__DIRECTIONS FOR THIS TASK__
Show the lines of the material that contain the word "JSON".

__TASK DATA__
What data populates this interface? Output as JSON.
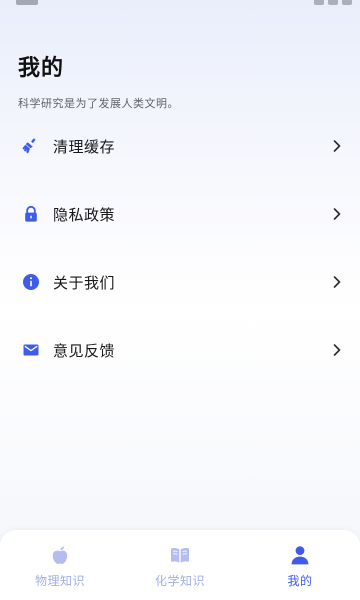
{
  "colors": {
    "accent": "#3f5bea",
    "inactive_tab": "#b4bcf0",
    "chevron": "#2c2c2c"
  },
  "header": {
    "title": "我的",
    "subtitle": "科学研究是为了发展人类文明。"
  },
  "menu": {
    "items": [
      {
        "label": "清理缓存",
        "icon": "broom-icon"
      },
      {
        "label": "隐私政策",
        "icon": "lock-icon"
      },
      {
        "label": "关于我们",
        "icon": "info-icon"
      },
      {
        "label": "意见反馈",
        "icon": "mail-icon"
      }
    ]
  },
  "tabs": [
    {
      "label": "物理知识",
      "icon": "apple-icon",
      "active": false
    },
    {
      "label": "化学知识",
      "icon": "book-icon",
      "active": false
    },
    {
      "label": "我的",
      "icon": "person-icon",
      "active": true
    }
  ]
}
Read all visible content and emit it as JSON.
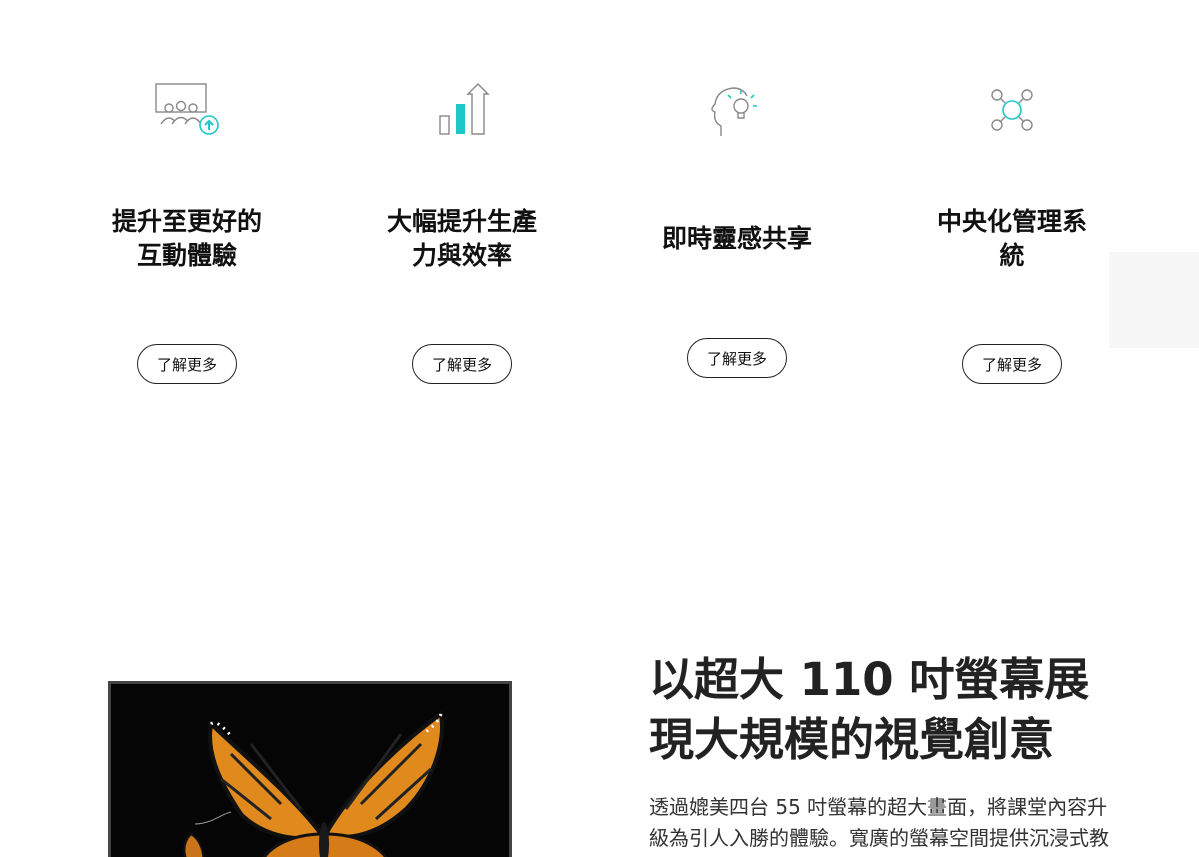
{
  "features": [
    {
      "icon": "audience-upgrade-icon",
      "title_line1": "提升至更好的",
      "title_line2": "互動體驗",
      "button_label": "了解更多"
    },
    {
      "icon": "growth-chart-icon",
      "title_line1": "大幅提升生產",
      "title_line2": "力與效率",
      "button_label": "了解更多"
    },
    {
      "icon": "idea-head-icon",
      "title_line1": "即時靈感共享",
      "title_line2": "",
      "button_label": "了解更多"
    },
    {
      "icon": "network-hub-icon",
      "title_line1": "中央化管理系",
      "title_line2": "統",
      "button_label": "了解更多"
    }
  ],
  "section": {
    "headline_line1": "以超大 110 吋螢幕展",
    "headline_line2": "現大規模的視覺創意",
    "body_line1": "透過媲美四台 55 吋螢幕的超大畫面，將課堂內容升",
    "body_line2": "級為引人入勝的體驗。寬廣的螢幕空間提供沉浸式教"
  },
  "colors": {
    "accent": "#1ec8c8",
    "text": "#111111",
    "line_icon": "#888888"
  }
}
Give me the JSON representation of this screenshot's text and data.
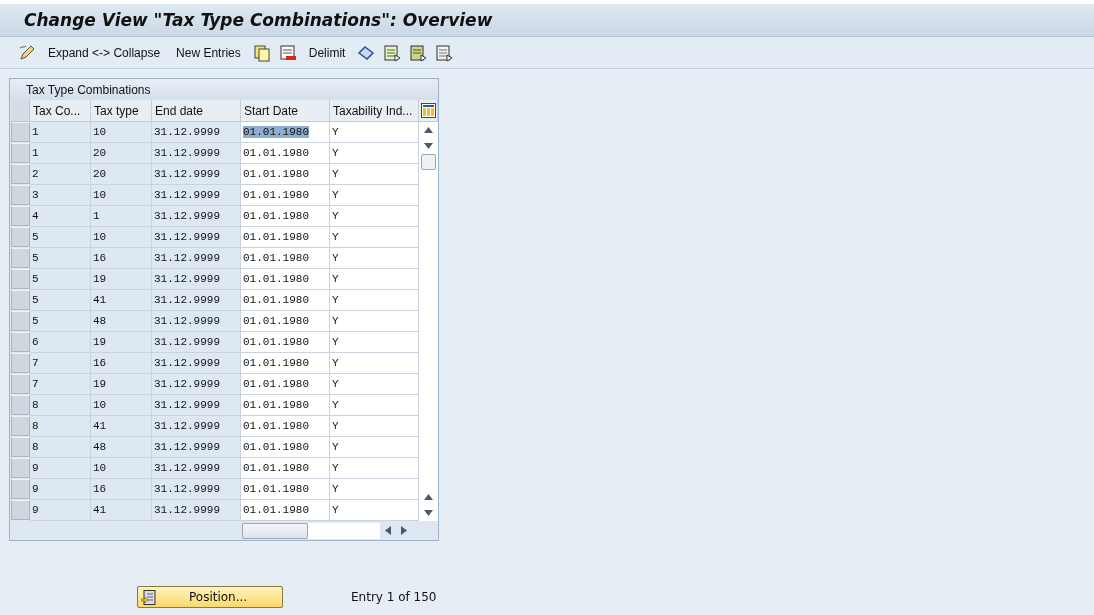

__WRITTEN SOLUTION__
What data populates this interface? Output as JSON.
Read all visible content and emit it as JSON.
Give me the JSON representation of this screenshot's text and data.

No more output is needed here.